Every time we head off to North Eastern Victoria or I drive to Canberra or Sydney we drive out the back of the Yarra Valley through Yea and onto the Maroondah Hwy, passing through a series of little towns before eventually joining the Hume: Molesworth, Merton, Bonnie Doon and a "blink and you'd miss it" hamlet called Yarck. For several years now I've been hearing all sorts of good things about the little Italian trattoria which took over the Tearooms at Yarck (and which is now called, appropriately "The Tearooms at Yarck"). As we would sail through in the early hours of the morning or return at dusk on a weekday, I would always promise myself - I must come back when it's open!!
Well last weekend David and I drove to Euroa to test-drive a 1978 Holden ute ( it's a long story and involves neither food nor cookbooks, so I won't bore you with it). As I was plotting out our route (I'm a little OCD that way) I saw Yarck on the map, and made a snap decision that we were finally going to take the opportunity to eat at "Tearooms at Yarck". I booked for 6pm for what I thought would be a quick meal on the way home, and we rolled out of there at 8.45, groaning but satisfied. The lovely waitress offered us the option of dining a la carte from the small (but perfectly formed) blackboard menu or choosing the chef's tasting menu of 4 courses. Well at $79 it seemed like a good option to sample the Tearoom's wares so we settled down with a nice glass of Italian sangiovese and the dishes started arriving.
First up was a delicate dish of the freshest kingfish, raw, thinly sliced and served with a light vinaigrette. Then a procession of small antipasto samplers: marinated fresh octopus, white bean salad, two gorgeous sardine fillets, beetroot salad and more. After a short wait a small bowl of hearty artichoke soup, smoky and perfectly seasoned and garnished with slivers of deep-fried artichoke leaves arrived, accompanied as the earlier courses had been by a plate of house-baked sourdough. A slightly longer wait later was rewarded with two plates of 4 plump pumpkin and goat's cheese ravioli.
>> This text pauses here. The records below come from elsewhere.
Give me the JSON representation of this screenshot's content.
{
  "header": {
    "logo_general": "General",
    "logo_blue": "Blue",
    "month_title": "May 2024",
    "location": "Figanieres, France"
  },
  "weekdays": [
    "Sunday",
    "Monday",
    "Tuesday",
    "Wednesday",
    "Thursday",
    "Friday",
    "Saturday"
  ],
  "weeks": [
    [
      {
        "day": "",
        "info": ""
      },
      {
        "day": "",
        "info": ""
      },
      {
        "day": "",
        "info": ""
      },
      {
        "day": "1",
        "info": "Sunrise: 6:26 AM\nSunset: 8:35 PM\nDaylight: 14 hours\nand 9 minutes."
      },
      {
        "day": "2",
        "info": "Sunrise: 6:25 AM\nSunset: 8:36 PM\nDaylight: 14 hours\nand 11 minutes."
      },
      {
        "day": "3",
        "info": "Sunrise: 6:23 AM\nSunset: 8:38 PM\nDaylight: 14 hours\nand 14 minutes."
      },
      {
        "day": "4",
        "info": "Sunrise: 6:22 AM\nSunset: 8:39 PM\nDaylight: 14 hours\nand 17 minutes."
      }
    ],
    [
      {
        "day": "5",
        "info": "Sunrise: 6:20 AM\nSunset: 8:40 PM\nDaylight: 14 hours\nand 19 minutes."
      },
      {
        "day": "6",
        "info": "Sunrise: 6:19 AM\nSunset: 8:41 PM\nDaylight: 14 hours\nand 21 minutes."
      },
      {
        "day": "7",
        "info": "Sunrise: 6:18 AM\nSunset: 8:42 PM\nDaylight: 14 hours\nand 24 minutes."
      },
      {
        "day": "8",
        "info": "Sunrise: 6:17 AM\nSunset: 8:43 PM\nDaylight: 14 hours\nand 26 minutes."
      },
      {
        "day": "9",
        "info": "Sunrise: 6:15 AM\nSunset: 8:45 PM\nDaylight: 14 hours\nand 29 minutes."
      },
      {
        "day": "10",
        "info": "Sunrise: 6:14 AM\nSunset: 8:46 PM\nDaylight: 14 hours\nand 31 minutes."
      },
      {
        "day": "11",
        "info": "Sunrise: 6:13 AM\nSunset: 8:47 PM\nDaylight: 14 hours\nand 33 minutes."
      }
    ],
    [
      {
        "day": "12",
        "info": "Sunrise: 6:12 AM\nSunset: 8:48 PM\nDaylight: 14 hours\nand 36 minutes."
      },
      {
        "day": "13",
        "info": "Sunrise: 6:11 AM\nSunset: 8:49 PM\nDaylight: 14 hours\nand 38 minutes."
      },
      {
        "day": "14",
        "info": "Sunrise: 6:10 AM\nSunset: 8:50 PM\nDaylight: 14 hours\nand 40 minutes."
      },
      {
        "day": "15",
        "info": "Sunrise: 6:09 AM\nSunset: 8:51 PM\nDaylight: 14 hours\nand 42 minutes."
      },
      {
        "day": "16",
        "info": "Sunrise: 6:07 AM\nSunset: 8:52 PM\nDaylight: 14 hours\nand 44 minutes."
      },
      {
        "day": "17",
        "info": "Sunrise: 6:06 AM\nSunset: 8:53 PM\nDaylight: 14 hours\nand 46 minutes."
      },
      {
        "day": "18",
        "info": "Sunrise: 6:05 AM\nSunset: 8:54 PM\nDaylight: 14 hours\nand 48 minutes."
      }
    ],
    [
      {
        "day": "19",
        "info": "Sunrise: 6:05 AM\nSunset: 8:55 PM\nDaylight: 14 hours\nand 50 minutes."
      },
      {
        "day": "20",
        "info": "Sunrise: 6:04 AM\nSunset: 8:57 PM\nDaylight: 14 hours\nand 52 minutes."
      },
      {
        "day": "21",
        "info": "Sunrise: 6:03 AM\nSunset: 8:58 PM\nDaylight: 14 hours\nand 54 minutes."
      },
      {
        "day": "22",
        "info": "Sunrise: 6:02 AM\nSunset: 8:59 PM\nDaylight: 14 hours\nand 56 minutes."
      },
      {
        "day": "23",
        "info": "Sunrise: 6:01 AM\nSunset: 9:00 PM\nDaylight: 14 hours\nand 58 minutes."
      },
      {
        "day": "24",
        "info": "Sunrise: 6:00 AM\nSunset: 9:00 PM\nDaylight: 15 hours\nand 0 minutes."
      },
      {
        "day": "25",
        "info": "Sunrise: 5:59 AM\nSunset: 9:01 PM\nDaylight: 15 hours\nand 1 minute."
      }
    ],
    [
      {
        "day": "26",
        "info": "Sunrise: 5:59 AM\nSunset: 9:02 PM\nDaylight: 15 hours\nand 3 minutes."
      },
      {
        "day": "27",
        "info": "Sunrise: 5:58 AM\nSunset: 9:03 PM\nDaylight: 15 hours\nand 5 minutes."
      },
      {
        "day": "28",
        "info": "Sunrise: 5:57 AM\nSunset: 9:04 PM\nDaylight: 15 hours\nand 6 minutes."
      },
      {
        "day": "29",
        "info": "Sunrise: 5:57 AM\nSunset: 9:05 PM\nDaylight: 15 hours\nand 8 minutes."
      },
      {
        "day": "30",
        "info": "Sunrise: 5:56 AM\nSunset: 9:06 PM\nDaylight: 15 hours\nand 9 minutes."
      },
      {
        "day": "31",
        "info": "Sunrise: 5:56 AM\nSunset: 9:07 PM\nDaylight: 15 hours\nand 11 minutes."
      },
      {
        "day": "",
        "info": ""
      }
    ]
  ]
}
So if you, like me are counting, that's four courses right? fish, antipasto, soup and tortellini. For a moment I felt cheated - they had goat and suckling pig on the menu and I gave them up for ravioli? But wait here comes the waitress with fresh knife and fork. OK lets just go with the flow, Goat you say? yes please. Slow-braised and tender, but I have to say not as tasty as the ragu I make regularly, a couple of gristly bits in theres and not served with any other accompaniment so I pinch some of the soft polenta from David's dish of two snapper fillets, quickly grilled and apparently delicious.
Right that's it then - I'm happy, it's 8pm and it's a 1 1/2 hour drive back home so we should be in bed before ten. But then the waitress comes by with spoons and forks and I say - "There's more?" and she says "Yes Dessert!" A plate of semifreddo arrives, which we have almost finished when the waitress places a share plate of three desserts on the table: a lemon meringue tart, flourless chocolate cake and a tiramisu. How can we resist. With each mouthful we both swear we can't eat any more, but somehow finish it off; the chocolate cake is the star of the show, the tiramisu not quite as good as mine (if I say so myself!).
We ordered coffees to go and dragged ourselves up to the counter to pay. As I signed, I said to the waitress: "I thought I heard you say the chef's tasting menu was 4 courses" "Oh it is" she says, "but there were somethings not available so we gave you a few extras" A few extras!
In conclusion a wonderful meal, a welcoming venue (if a little chilly the night we were there) and knowedgeable wait-staff. The open kitchen was a treat to watch in the lulls during our meal, which was, with a couple of exceptions, near-flawless. Although bookings are highly recommended the restaurant was not full the night we were there. The diners were a nice mix: a local family having pizza (which I want to try next time, having watched the Pizzaioli at work all night), a well-heeled spring-autumn couple clearly down from the snowfields or their nearby weekend retreat; a family celebrating some family occasion. For me the bonus of eating a great meal at a great restaurant was also the knowledge that as far as possible the Tearooms sources much of their produce locally (very locally, given some of it comes from the farm owned by chef/owner Pietro Porcu). And having now finally experienced a meal there, I wasn't surprised to see it get a second hat from the Good Food Guide. We'll be back-possibly next week when we drive to pick up that ute!!